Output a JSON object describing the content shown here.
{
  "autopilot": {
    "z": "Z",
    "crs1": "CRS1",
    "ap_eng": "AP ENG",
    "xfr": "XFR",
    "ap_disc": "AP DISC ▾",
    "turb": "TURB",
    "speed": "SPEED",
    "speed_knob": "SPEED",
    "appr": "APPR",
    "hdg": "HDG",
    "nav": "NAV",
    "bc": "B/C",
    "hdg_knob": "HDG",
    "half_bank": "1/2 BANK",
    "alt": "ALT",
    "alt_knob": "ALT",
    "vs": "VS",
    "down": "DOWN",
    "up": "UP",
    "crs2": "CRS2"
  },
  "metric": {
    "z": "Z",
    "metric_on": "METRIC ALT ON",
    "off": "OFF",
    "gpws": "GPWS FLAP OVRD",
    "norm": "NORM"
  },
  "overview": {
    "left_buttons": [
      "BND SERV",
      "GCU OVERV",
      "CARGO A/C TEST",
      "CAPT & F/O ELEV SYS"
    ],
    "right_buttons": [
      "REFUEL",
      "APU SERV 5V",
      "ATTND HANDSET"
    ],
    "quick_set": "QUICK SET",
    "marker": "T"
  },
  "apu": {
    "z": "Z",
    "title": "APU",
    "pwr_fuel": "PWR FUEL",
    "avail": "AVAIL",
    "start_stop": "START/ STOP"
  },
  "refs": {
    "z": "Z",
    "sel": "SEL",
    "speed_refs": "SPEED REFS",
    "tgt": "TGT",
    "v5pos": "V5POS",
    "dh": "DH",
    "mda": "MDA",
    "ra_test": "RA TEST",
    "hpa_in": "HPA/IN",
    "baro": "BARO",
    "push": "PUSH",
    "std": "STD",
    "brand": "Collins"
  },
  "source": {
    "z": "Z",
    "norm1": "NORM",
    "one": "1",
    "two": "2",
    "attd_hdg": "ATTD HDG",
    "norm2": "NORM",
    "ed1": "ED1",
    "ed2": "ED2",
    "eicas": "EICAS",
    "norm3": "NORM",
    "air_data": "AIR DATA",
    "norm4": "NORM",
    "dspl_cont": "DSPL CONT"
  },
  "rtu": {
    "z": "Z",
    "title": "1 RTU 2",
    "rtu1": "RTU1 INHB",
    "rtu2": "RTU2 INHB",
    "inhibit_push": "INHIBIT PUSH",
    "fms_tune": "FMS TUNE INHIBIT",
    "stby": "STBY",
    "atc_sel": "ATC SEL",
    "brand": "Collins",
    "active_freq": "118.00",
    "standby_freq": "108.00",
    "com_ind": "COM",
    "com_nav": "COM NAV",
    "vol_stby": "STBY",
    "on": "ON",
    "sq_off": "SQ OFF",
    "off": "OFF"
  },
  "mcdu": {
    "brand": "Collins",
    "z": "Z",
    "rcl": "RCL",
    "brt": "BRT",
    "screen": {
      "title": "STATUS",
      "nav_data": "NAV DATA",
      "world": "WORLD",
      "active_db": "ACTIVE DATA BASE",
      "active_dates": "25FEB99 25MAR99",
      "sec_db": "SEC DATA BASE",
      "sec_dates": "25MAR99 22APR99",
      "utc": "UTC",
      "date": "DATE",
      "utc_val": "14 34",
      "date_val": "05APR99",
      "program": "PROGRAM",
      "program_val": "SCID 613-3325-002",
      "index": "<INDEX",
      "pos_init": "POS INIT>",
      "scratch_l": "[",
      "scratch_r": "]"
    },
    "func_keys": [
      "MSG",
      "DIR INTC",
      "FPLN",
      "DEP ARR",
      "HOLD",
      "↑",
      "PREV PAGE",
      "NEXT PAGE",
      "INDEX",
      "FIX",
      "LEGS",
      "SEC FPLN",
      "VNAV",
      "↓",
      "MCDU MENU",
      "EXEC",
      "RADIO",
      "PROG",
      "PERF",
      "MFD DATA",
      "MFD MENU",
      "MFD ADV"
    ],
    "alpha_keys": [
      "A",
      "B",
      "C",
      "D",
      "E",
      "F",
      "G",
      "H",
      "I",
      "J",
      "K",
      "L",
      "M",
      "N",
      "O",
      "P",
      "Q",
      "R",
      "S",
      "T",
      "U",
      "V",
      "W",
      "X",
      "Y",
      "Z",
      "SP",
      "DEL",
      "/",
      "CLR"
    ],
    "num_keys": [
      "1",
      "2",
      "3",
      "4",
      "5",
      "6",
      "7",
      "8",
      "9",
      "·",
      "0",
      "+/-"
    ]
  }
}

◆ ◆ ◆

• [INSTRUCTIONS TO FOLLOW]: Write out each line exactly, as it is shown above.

• [RESULT FOR THIS EXERCISE]:
Output a JSON object describing the content shown here.
{
  "autopilot": {
    "z": "Z",
    "crs1": "CRS1",
    "ap_eng": "AP ENG",
    "xfr": "XFR",
    "ap_disc": "AP DISC ▾",
    "turb": "TURB",
    "speed": "SPEED",
    "speed_knob": "SPEED",
    "appr": "APPR",
    "hdg": "HDG",
    "nav": "NAV",
    "bc": "B/C",
    "hdg_knob": "HDG",
    "half_bank": "1/2 BANK",
    "alt": "ALT",
    "alt_knob": "ALT",
    "vs": "VS",
    "down": "DOWN",
    "up": "UP",
    "crs2": "CRS2"
  },
  "metric": {
    "z": "Z",
    "metric_on": "METRIC ALT ON",
    "off": "OFF",
    "gpws": "GPWS FLAP OVRD",
    "norm": "NORM"
  },
  "overview": {
    "left_buttons": [
      "BND SERV",
      "GCU OVERV",
      "CARGO A/C TEST",
      "CAPT & F/O ELEV SYS"
    ],
    "right_buttons": [
      "REFUEL",
      "APU SERV 5V",
      "ATTND HANDSET"
    ],
    "quick_set": "QUICK SET",
    "marker": "T"
  },
  "apu": {
    "z": "Z",
    "title": "APU",
    "pwr_fuel": "PWR FUEL",
    "avail": "AVAIL",
    "start_stop": "START/ STOP"
  },
  "refs": {
    "z": "Z",
    "sel": "SEL",
    "speed_refs": "SPEED REFS",
    "tgt": "TGT",
    "v5pos": "V5POS",
    "dh": "DH",
    "mda": "MDA",
    "ra_test": "RA TEST",
    "hpa_in": "HPA/IN",
    "baro": "BARO",
    "push": "PUSH",
    "std": "STD",
    "brand": "Collins"
  },
  "source": {
    "z": "Z",
    "norm1": "NORM",
    "one": "1",
    "two": "2",
    "attd_hdg": "ATTD HDG",
    "norm2": "NORM",
    "ed1": "ED1",
    "ed2": "ED2",
    "eicas": "EICAS",
    "norm3": "NORM",
    "air_data": "AIR DATA",
    "norm4": "NORM",
    "dspl_cont": "DSPL CONT"
  },
  "rtu": {
    "z": "Z",
    "title": "1 RTU 2",
    "rtu1": "RTU1 INHB",
    "rtu2": "RTU2 INHB",
    "inhibit_push": "INHIBIT PUSH",
    "fms_tune": "FMS TUNE INHIBIT",
    "stby": "STBY",
    "atc_sel": "ATC SEL",
    "brand": "Collins",
    "active_freq": "118.00",
    "standby_freq": "108.00",
    "com_ind": "COM",
    "com_nav": "COM NAV",
    "vol_stby": "STBY",
    "on": "ON",
    "sq_off": "SQ OFF",
    "off": "OFF"
  },
  "mcdu": {
    "brand": "Collins",
    "z": "Z",
    "rcl": "RCL",
    "brt": "BRT",
    "screen": {
      "title": "STATUS",
      "nav_data": "NAV DATA",
      "world": "WORLD",
      "active_db": "ACTIVE DATA BASE",
      "active_dates": "25FEB99 25MAR99",
      "sec_db": "SEC DATA BASE",
      "sec_dates": "25MAR99 22APR99",
      "utc": "UTC",
      "date": "DATE",
      "utc_val": "14 34",
      "date_val": "05APR99",
      "program": "PROGRAM",
      "program_val": "SCID 613-3325-002",
      "index": "<INDEX",
      "pos_init": "POS INIT>",
      "scratch_l": "[",
      "scratch_r": "]"
    },
    "func_keys": [
      "MSG",
      "DIR INTC",
      "FPLN",
      "DEP ARR",
      "HOLD",
      "↑",
      "PREV PAGE",
      "NEXT PAGE",
      "INDEX",
      "FIX",
      "LEGS",
      "SEC FPLN",
      "VNAV",
      "↓",
      "MCDU MENU",
      "EXEC",
      "RADIO",
      "PROG",
      "PERF",
      "MFD DATA",
      "MFD MENU",
      "MFD ADV"
    ],
    "alpha_keys": [
      "A",
      "B",
      "C",
      "D",
      "E",
      "F",
      "G",
      "H",
      "I",
      "J",
      "K",
      "L",
      "M",
      "N",
      "O",
      "P",
      "Q",
      "R",
      "S",
      "T",
      "U",
      "V",
      "W",
      "X",
      "Y",
      "Z",
      "SP",
      "DEL",
      "/",
      "CLR"
    ],
    "num_keys": [
      "1",
      "2",
      "3",
      "4",
      "5",
      "6",
      "7",
      "8",
      "9",
      "·",
      "0",
      "+/-"
    ]
  }
}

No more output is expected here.